DOVER — Anna Conrad is no stranger to showing livestock around the country.
She has traveled to fairs and festivals in Texas, Tennessee, Mississippi and Kentucky with her third-generation farming family, showing their purebred shorthorn cattle.
But the Strawberry Festival, by far, is nearest to her heart, and not just because its virtually in the Dover teenager's back yard.
The Plant City High School senior, the school's Future Farmers of America chapter president and two-time district representative, intends to make her family and the FFA proud when she shows her 10th heifer and fourth steer at the Florida Strawberry Festival next week.
Amid all the entertainment acts and midway rides, the festival maintains a connection to its agricultural roots with such competitions.
Conrad, an experienced 18-year-old cattle woman, says she especially enjoys being a part of the livestock competition because the community comes out and supports its youths and makes them feel valued.
"You certainly know everyone you're showing with, and most of them are my friends, so that's what makes it different from any other show I've been to," Conrad said. "There's a competitive edge to it, but it's a friendly competition so that makes it a lot of fun."
The Strawberry Festival's market steer show is an intense three-night competition that begins with student exhibitors showing the physical attributes of their steer in three separate divisions and classes, culminating in the Grand Championship.
The second night focuses on the skills of the showman.
During the final show night, the exhibitors sell the steer to the community through a bidding process.
Conrad's heifer won Grand Champion in 2014 and her steer won First Division Championship in 2015. Working closely with her show animals and seeing that their individual needs are met is an 11-month regimen that starts in April and ends the following March.
The showing of steers and heifers in many ways is similar to a beauty pageant, Conrad says.

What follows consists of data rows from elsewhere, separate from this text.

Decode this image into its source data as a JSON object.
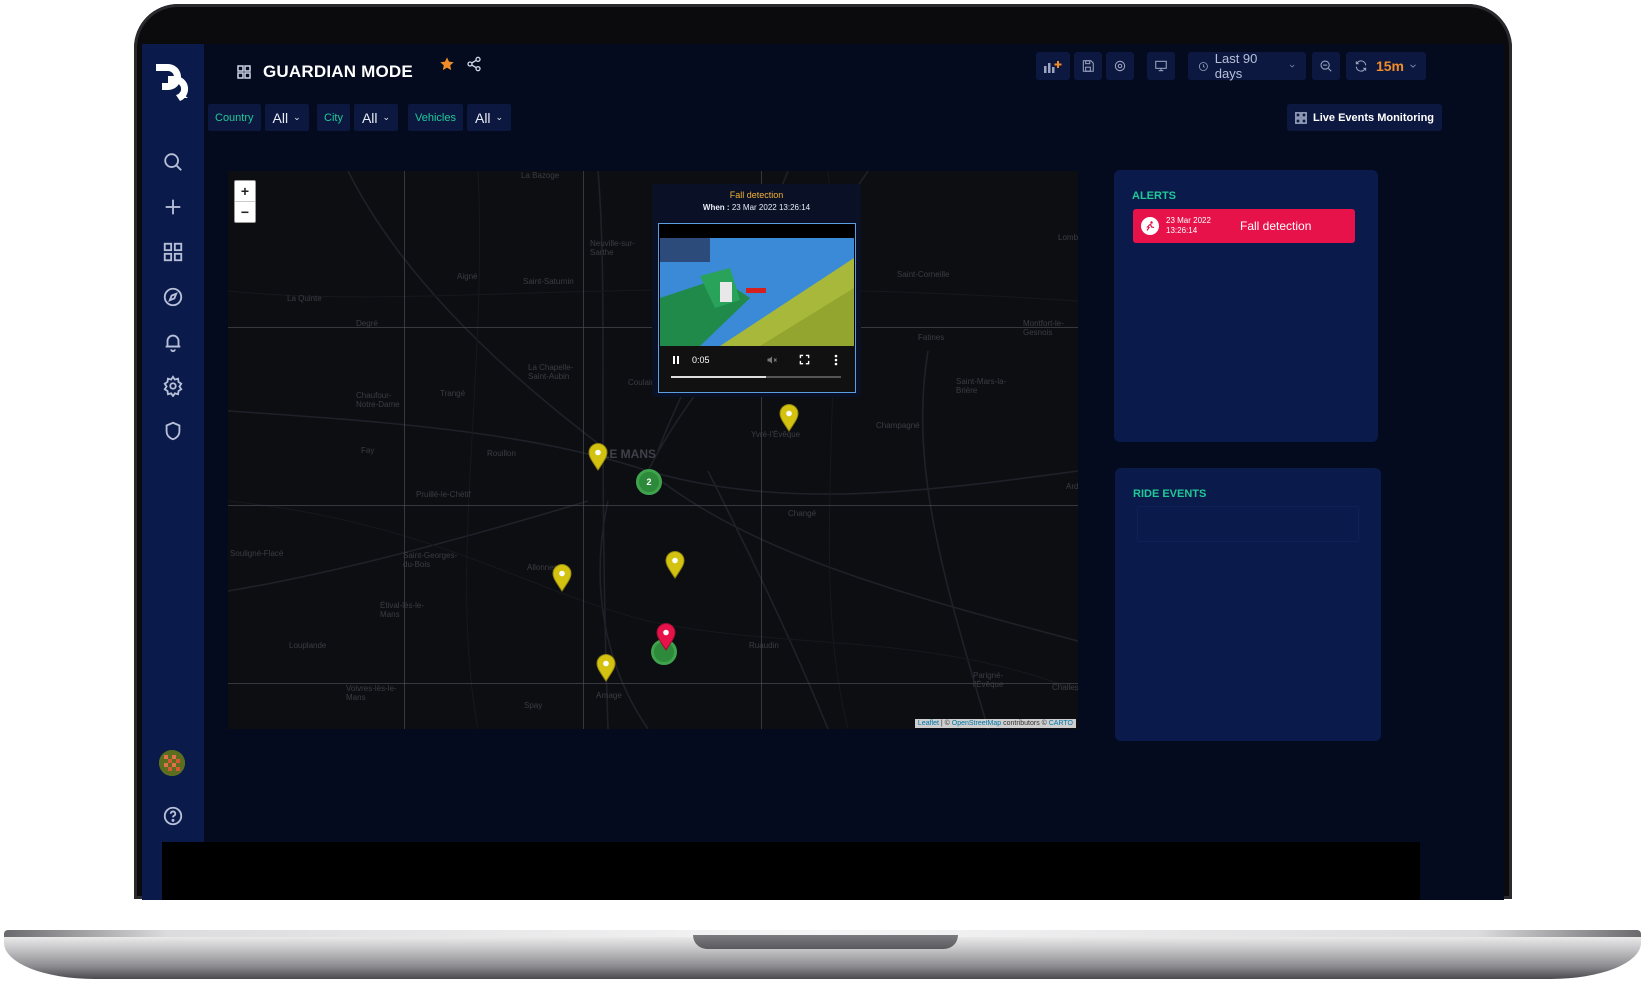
{
  "app": {
    "title": "GUARDIAN MODE"
  },
  "toolbar": {
    "time_range": "Last 90 days",
    "refresh_interval": "15m",
    "accent_color": "#f28c28"
  },
  "filters": [
    {
      "label": "Country",
      "value": "All"
    },
    {
      "label": "City",
      "value": "All"
    },
    {
      "label": "Vehicles",
      "value": "All"
    }
  ],
  "live_monitoring": {
    "label": "Live Events Monitoring"
  },
  "map": {
    "zoom_in": "+",
    "zoom_out": "−",
    "city_label": "LE MANS",
    "cluster_counts": [
      "2",
      ""
    ],
    "attribution": {
      "leaflet": "Leaflet",
      "sep1": " | © ",
      "osm": "OpenStreetMap",
      "contrib": " contributors © ",
      "carto": "CARTO"
    },
    "towns": [
      "La Bazoge",
      "Neuville-sur-Sarthe",
      "Aigné",
      "Saint-Saturnin",
      "La Quinte",
      "Degré",
      "Saint-Corneille",
      "Lombron",
      "Montfort-le-Gesnois",
      "Fatines",
      "La Chapelle-Saint-Aubin",
      "Trangé",
      "Chaufour-Notre-Dame",
      "Coulaines",
      "Yvré-l'Évêque",
      "Saint-Mars-la-Brière",
      "Champagné",
      "Pruillé-le-Chétif",
      "Fay",
      "Rouillon",
      "Changé",
      "Ardenay",
      "Souligné-Flacé",
      "Saint-Georges-du-Bois",
      "Allonnes",
      "Étival-lès-le-Mans",
      "Louplande",
      "Voivres-lès-le-Mans",
      "Spay",
      "Arnage",
      "Ruaudin",
      "Parigné-l'Évêque",
      "Challes"
    ]
  },
  "popup": {
    "title": "Fall detection",
    "when_label": "When :",
    "when_value": "23 Mar 2022 13:26:14",
    "video_time": "0:05",
    "video_progress": 0.56
  },
  "alerts": {
    "title": "ALERTS",
    "items": [
      {
        "date_line1": "23 Mar 2022",
        "date_line2": "13:26:14",
        "name": "Fall detection",
        "color": "#e8124b"
      }
    ]
  },
  "ride_events": {
    "title": "RIDE EVENTS"
  }
}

It's all about presentation and getting the cattle to look and act their best.
During the course of the training period, she baths the animals three times a week, rinses and brushes their hair daily and gets them used to the show-stick and halters and the pattern of walking together in the ring.
Through it all, Conrad uses gentle actions and communicates softly with the animals to gain their trust so they feel protected.
Inevitably, it's impossible not to develop a relationship with the animals, and she admits to shedding a few tears when the showing is over.
"It's a cycle; it's the way it works and I've accepted that. One day they're going to do their job, and you have to do your job. They're market animals and not pets, and you have to remember that," she said.
Some of the money from the sale of her steers has been set aside in an account that Conrad uses to raise future show animals. Whether she wins a division title or Grand Championship this year may be determined by what the judge is looking for on the day of the show.
Conrad's parents, who inherited a farming business that spans two counties, couldn't be prouder of their daughter, the eldest of four children, and all the other youth exhibitors.
"It takes a lot of time, effort and dedication to see these livestock projects succeed," said Jason Conrad, Anna's father. "All of the exhibitors are good kids and I truly feel they are all ambassadors for agriculture."
Her mother, Stephanie Conrad, is grateful that her daughter has decided to pursue an ag-related career and give back to the industry that means so much to her family.
"I'm excited to see where Anna's journey will take her, and I know she'll be successful at whatever she chooses to do," Stephanie Conrad said.
Contact Kathryn Moschella at email@example.com.